Exercise details: Find the line that contains "Give me the" in the records below, then repeat exactly that line and each one after it, leaving pictures out.

Given data:
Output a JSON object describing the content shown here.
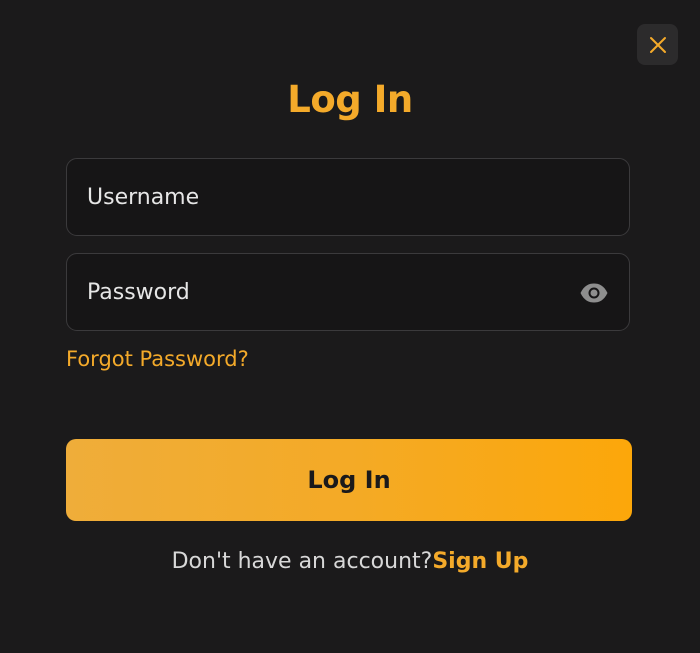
{
  "colors": {
    "accent": "#f4aa2a",
    "background": "#1b1a1b",
    "field_background": "#161516",
    "field_border": "#3b3a3c",
    "button_text": "#1b1a1b",
    "close_icon": "#f4aa2a",
    "eye_icon": "#8e8e8e"
  },
  "modal": {
    "close_icon": "close-icon",
    "title": "Log In"
  },
  "form": {
    "username_placeholder": "Username",
    "password_placeholder": "Password",
    "password_toggle_icon": "eye-icon",
    "forgot_password": "Forgot Password?",
    "submit_label": "Log In"
  },
  "footer": {
    "prompt": "Don't have an account?",
    "signup_link": "Sign Up"
  }
}
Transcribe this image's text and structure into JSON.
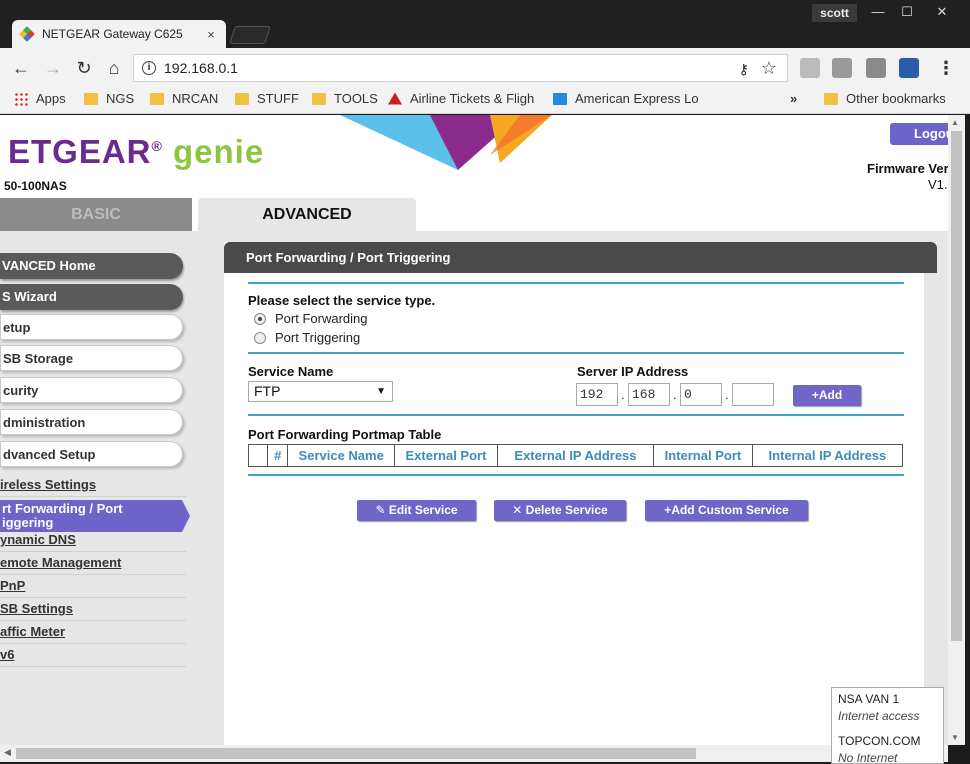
{
  "browser": {
    "tab_title": "NETGEAR Gateway C625",
    "tab_close": "×",
    "profile": "scott",
    "window_controls": [
      "—",
      "☐",
      "✕"
    ],
    "url": "192.168.0.1",
    "bookmarks": [
      {
        "label": "Apps",
        "icon": "apps-grid-icon"
      },
      {
        "label": "NGS",
        "icon": "folder-icon"
      },
      {
        "label": "NRCAN",
        "icon": "folder-icon"
      },
      {
        "label": "STUFF",
        "icon": "folder-icon"
      },
      {
        "label": "TOOLS",
        "icon": "folder-icon"
      },
      {
        "label": "Airline Tickets & Fligh",
        "icon": "airline-icon"
      },
      {
        "label": "American Express Lo",
        "icon": "amex-icon"
      },
      {
        "label": "»",
        "icon": ""
      },
      {
        "label": "Other bookmarks",
        "icon": "folder-icon"
      }
    ]
  },
  "header": {
    "logo_brand": "ETGEAR",
    "logo_reg": "®",
    "logo_product": "genie",
    "model": "50-100NAS",
    "logout": "Logou",
    "firmware_label": "Firmware Ver",
    "firmware_value": "V1."
  },
  "tabs": {
    "basic": "BASIC",
    "advanced": "ADVANCED"
  },
  "sidebar": {
    "buttons": [
      {
        "label": "VANCED Home",
        "style": "dark"
      },
      {
        "label": "S Wizard",
        "style": "dark"
      },
      {
        "label": "etup",
        "style": "light"
      },
      {
        "label": "SB Storage",
        "style": "light"
      },
      {
        "label": "curity",
        "style": "light"
      },
      {
        "label": "dministration",
        "style": "light"
      },
      {
        "label": "dvanced Setup",
        "style": "light"
      }
    ],
    "links": [
      "ireless Settings",
      "ynamic DNS",
      "emote Management",
      "PnP",
      "SB Settings",
      "affic Meter",
      "v6"
    ],
    "active": "rt Forwarding / Port Triggering",
    "active_line1": "rt Forwarding / Port",
    "active_line2": "iggering"
  },
  "panel": {
    "title": "Port Forwarding / Port Triggering",
    "service_type_label": "Please select the service type.",
    "radio_forwarding": "Port Forwarding",
    "radio_triggering": "Port Triggering",
    "selected_type": "Port Forwarding",
    "service_name_label": "Service Name",
    "service_name_value": "FTP",
    "server_ip_label": "Server IP Address",
    "ip": [
      "192",
      "168",
      "0",
      ""
    ],
    "add_button": "Add",
    "table_title": "Port Forwarding Portmap Table",
    "table_headers": [
      "",
      "#",
      "Service Name",
      "External Port",
      "External IP Address",
      "Internal Port",
      "Internal IP Address"
    ],
    "edit_button": "Edit Service",
    "delete_button": "Delete Service",
    "add_custom_button": "Add Custom Service"
  },
  "network_popup": {
    "net1_name": "NSA VAN 1",
    "net1_status": "Internet access",
    "net2_name": "TOPCON.COM",
    "net2_status": "No Internet access"
  },
  "colors": {
    "accent_purple": "#6e63c8",
    "rule_blue": "#41a1c4",
    "header_dark": "#4a4a4a",
    "genie_green": "#8cc63f"
  }
}
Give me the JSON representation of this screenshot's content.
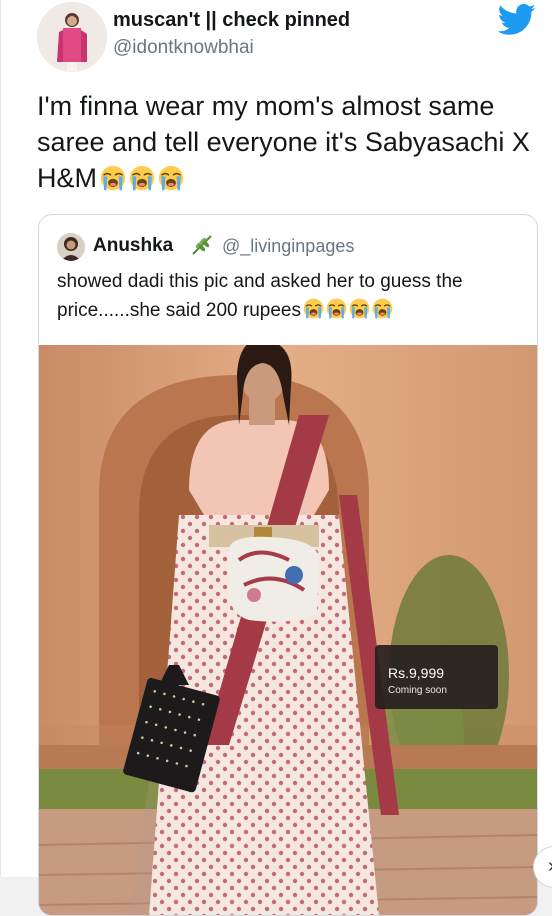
{
  "tweet": {
    "author_name": "muscan't || check pinned",
    "author_handle": "@idontknowbhai",
    "text": "I'm finna wear my mom's almost same saree and tell everyone it's Sabyasachi X H&M",
    "emoji_icons": [
      "loudly-crying-face-icon",
      "loudly-crying-face-icon",
      "loudly-crying-face-icon"
    ]
  },
  "quoted_tweet": {
    "author_name": "Anushka",
    "author_badge_icon": "herb-icon",
    "author_handle": "@_livinginpages",
    "text": "showed dadi this pic and asked her to guess the price......she said 200 rupees",
    "emoji_icons": [
      "loudly-crying-face-icon",
      "loudly-crying-face-icon",
      "loudly-crying-face-icon",
      "loudly-crying-face-icon"
    ],
    "image": {
      "price": "Rs.9,999",
      "status": "Coming soon"
    }
  },
  "colors": {
    "twitter_blue": "#1d9bf0",
    "text": "#14171a",
    "secondary_text": "#657786",
    "border": "#cfd9de"
  }
}
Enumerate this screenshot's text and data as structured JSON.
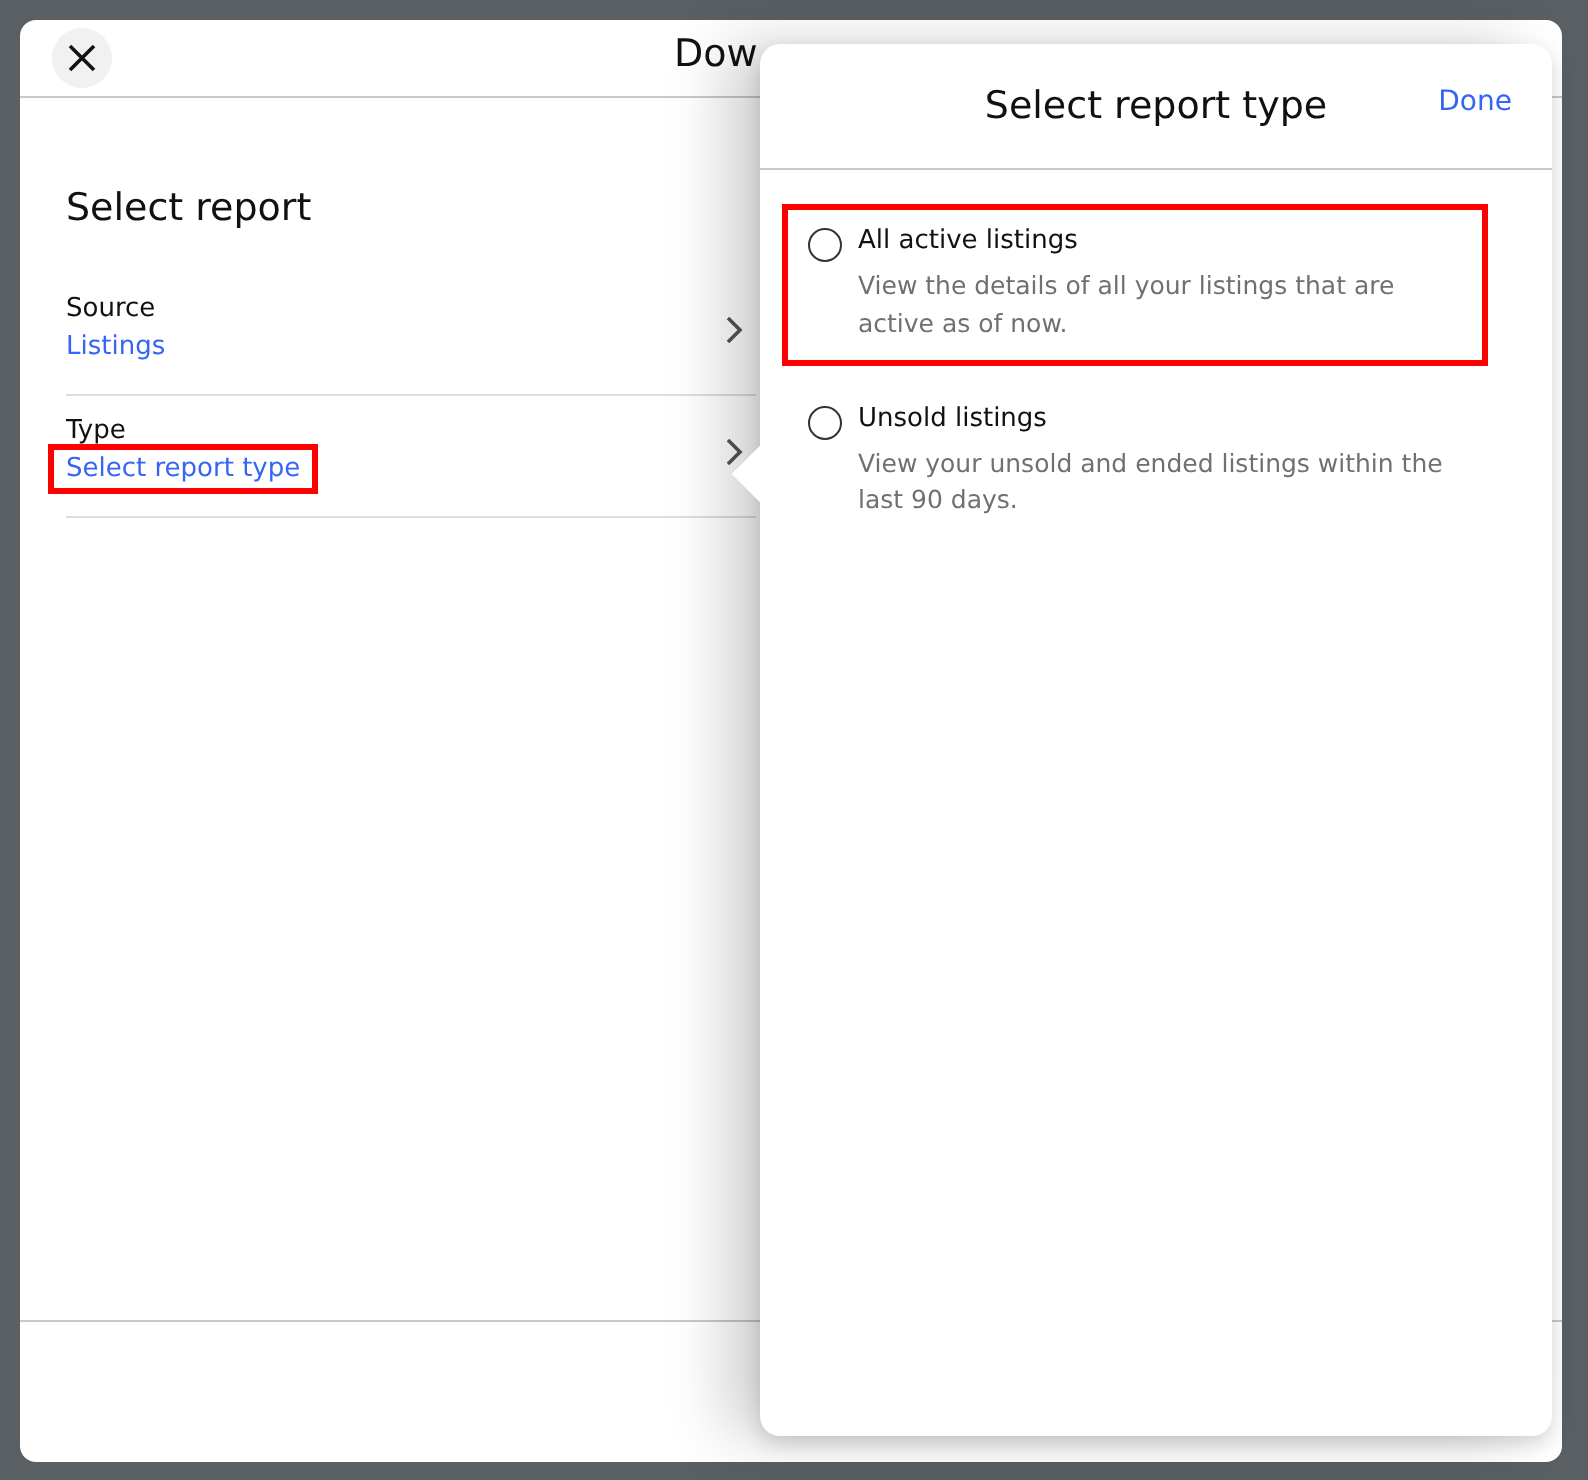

Exercise answer:
Give me the JSON representation of this screenshot's content.
{
  "tweet": {
    "author_name": "muscan't || check pinned",
    "author_handle": "@idontknowbhai",
    "text": "I'm finna wear my mom's almost same saree and tell everyone it's Sabyasachi X H&M",
    "emoji_icons": [
      "loudly-crying-face-icon",
      "loudly-crying-face-icon",
      "loudly-crying-face-icon"
    ]
  },
  "quoted_tweet": {
    "author_name": "Anushka",
    "author_badge_icon": "herb-icon",
    "author_handle": "@_livinginpages",
    "text": "showed dadi this pic and asked her to guess the price......she said 200 rupees",
    "emoji_icons": [
      "loudly-crying-face-icon",
      "loudly-crying-face-icon",
      "loudly-crying-face-icon",
      "loudly-crying-face-icon"
    ],
    "image": {
      "price": "Rs.9,999",
      "status": "Coming soon"
    }
  },
  "colors": {
    "twitter_blue": "#1d9bf0",
    "text": "#14171a",
    "secondary_text": "#657786",
    "border": "#cfd9de"
  }
}
Enumerate this screenshot's text and data as structured JSON.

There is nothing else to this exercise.